What to do: Where does the word "icon" occur in the material? Copy each line that has it.

Information supplied:
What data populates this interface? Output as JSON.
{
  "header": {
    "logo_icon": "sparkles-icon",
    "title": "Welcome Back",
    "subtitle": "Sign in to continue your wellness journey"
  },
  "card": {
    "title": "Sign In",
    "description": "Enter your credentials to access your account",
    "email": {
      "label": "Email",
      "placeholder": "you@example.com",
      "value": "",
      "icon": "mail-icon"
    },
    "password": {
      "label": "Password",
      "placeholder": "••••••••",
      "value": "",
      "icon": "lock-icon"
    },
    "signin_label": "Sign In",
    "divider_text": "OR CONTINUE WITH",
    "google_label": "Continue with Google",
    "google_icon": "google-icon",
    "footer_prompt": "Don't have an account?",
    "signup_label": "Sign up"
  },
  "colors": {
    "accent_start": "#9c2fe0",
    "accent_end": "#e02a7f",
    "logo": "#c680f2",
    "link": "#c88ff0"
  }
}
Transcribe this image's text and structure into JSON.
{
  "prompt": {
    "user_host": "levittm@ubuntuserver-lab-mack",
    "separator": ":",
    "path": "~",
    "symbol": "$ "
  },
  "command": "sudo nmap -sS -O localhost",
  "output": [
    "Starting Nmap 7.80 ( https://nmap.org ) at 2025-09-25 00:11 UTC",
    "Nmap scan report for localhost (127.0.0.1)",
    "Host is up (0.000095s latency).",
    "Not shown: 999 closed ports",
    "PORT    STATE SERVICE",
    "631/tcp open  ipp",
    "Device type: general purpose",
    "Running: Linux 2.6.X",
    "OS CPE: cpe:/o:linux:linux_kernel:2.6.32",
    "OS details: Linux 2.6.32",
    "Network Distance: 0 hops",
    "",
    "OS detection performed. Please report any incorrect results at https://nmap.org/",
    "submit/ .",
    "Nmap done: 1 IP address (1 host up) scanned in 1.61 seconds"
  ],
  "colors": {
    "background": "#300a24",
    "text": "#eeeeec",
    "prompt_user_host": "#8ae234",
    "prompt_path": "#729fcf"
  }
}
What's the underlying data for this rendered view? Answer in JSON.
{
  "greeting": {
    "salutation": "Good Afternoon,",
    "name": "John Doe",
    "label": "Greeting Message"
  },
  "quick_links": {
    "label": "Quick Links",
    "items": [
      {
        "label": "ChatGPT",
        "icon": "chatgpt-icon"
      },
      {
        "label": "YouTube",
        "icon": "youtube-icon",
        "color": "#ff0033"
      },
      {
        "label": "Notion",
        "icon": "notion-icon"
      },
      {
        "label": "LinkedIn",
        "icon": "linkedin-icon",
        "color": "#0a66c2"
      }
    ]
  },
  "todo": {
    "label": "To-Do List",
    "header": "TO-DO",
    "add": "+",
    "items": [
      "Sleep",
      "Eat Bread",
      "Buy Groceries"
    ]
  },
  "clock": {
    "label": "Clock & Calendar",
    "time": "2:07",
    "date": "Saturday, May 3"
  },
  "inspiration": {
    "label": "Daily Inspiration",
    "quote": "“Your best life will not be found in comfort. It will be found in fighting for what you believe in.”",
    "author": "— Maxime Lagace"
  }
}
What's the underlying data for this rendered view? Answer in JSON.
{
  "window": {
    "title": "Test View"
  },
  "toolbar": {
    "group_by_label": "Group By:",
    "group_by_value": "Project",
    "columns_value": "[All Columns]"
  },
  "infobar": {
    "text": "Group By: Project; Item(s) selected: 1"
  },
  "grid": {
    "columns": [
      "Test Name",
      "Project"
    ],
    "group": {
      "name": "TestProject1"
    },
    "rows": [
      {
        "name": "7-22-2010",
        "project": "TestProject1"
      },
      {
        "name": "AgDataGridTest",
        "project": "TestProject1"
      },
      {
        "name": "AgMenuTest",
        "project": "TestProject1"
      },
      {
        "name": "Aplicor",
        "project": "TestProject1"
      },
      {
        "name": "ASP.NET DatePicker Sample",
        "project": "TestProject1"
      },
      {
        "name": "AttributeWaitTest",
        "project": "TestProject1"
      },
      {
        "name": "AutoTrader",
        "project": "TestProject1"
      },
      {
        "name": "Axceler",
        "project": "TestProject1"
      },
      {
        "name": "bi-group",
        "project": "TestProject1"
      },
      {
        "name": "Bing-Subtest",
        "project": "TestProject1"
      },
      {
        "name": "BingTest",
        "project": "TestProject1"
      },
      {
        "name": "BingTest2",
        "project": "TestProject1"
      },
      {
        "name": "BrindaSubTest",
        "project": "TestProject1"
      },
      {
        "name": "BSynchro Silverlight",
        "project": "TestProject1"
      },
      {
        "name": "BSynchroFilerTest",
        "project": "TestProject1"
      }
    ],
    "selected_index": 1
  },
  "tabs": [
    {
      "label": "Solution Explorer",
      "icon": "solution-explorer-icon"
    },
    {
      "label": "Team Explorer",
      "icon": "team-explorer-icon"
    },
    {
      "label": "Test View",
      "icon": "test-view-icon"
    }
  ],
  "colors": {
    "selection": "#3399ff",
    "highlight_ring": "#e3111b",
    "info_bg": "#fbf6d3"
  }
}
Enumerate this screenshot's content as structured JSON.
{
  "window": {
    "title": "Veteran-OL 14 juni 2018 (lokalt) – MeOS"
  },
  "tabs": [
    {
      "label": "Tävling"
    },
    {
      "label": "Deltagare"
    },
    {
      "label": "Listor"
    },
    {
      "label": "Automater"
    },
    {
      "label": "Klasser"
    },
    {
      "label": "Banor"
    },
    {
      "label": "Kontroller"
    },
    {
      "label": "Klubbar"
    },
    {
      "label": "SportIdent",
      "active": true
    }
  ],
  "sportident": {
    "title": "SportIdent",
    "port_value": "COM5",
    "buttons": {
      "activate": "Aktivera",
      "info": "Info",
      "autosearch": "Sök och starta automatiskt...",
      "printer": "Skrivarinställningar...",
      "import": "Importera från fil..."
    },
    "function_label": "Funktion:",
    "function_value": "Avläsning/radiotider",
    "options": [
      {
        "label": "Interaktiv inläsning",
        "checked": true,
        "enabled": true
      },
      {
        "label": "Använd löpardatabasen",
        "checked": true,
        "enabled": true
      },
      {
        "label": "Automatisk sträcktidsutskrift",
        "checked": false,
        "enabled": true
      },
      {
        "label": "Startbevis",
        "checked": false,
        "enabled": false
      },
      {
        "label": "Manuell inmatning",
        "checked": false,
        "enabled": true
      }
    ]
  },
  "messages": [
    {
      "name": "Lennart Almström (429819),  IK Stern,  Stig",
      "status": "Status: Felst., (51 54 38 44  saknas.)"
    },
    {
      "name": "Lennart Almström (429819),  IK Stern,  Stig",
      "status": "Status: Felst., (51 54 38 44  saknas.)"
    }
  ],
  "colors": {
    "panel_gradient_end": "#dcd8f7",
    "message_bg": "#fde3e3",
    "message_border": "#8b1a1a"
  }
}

Result below:
    "logo_icon": "sparkles-icon",
      "icon": "mail-icon"
      "icon": "lock-icon"
    "google_icon": "google-icon",
        "icon": "chatgpt-icon"
        "icon": "youtube-icon",
        "icon": "notion-icon"
        "icon": "linkedin-icon",
      "icon": "solution-explorer-icon"
      "icon": "team-explorer-icon"
      "icon": "test-view-icon"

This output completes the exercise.